The third vineyard, planted in Merlot, involved several forms of nitrogen applications including compost, clover with compost, and calcium nitrate applied to soil at various rates. Wolf noted that the red clover that was originally planted failed to thrive and was replace with crimson clover, which did much better.
Wolf says that one goal of the research was to determine if any of the nitrogen treatments interfered with vine development or berry maturation. “We have heard from wine makers that they’re leery about having nitrogen applied any time around veraison or leading up to harvest,” he said. “There is good evidence that if you increase the nitrogen level too much in berries, you can increase yeast assimilable nitrogen in berries, and that can lead to increased incidence of botrytis in the fruit. That’s one caveat, and with late-season nitrogen applications, we should consider that.”

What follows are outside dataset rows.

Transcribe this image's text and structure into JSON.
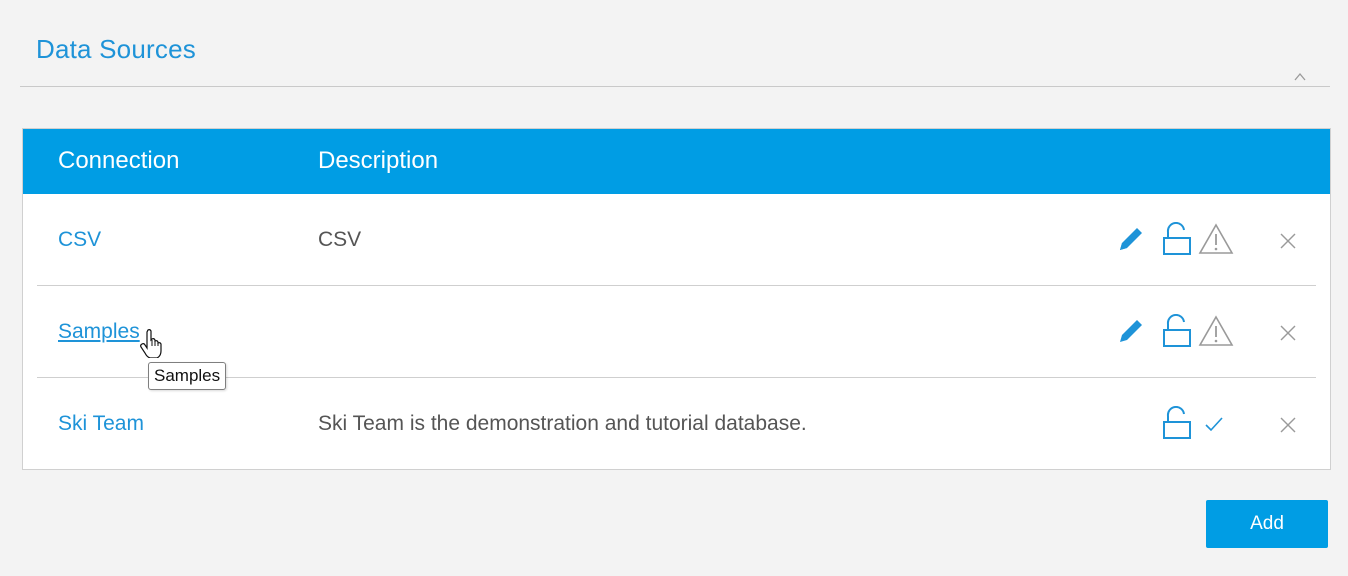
{
  "panel": {
    "title": "Data Sources",
    "collapse_icon": "chevron-up-icon"
  },
  "table": {
    "columns": [
      "Connection",
      "Description"
    ],
    "rows": [
      {
        "connection": "CSV",
        "description": "CSV",
        "actions": [
          "pencil-icon",
          "unlock-icon",
          "warning-icon",
          "close-icon"
        ]
      },
      {
        "connection": "Samples",
        "description": "",
        "actions": [
          "pencil-icon",
          "unlock-icon",
          "warning-icon",
          "close-icon"
        ]
      },
      {
        "connection": "Ski Team",
        "description": "Ski Team is the demonstration and tutorial database.",
        "actions": [
          "unlock-icon",
          "check-icon",
          "close-icon"
        ]
      }
    ]
  },
  "tooltip": {
    "text": "Samples"
  },
  "buttons": {
    "add_label": "Add"
  },
  "colors": {
    "accent": "#009de4",
    "link": "#1e93d8",
    "icon_gray": "#999999"
  }
}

An interesting finding was that the clover and high compost rate increased Merlot harvest weights significantly. In primary fruit chemistry such as brix, in cover crop control versus herbicide control, there was a one degree increase in brix where cover crops were used under the trellis. “Conversely, we saw a degree decrease in brix with herbicides,” said Wolf. “We found that foliar nitrogen applications increase YAN levels, but soil applications worked as well.”
Wolf noted that amino acids are receiving more recognition as having an impact on flavor and aroma compounds in fruit. “The treatment that had the greatest impact on amino acid composition of the fruit was the foliar applications of urea,” he said. “It was interesting that we were getting this significant effect with foliar application.”
Managing the other vineyard crop
by Sally Colby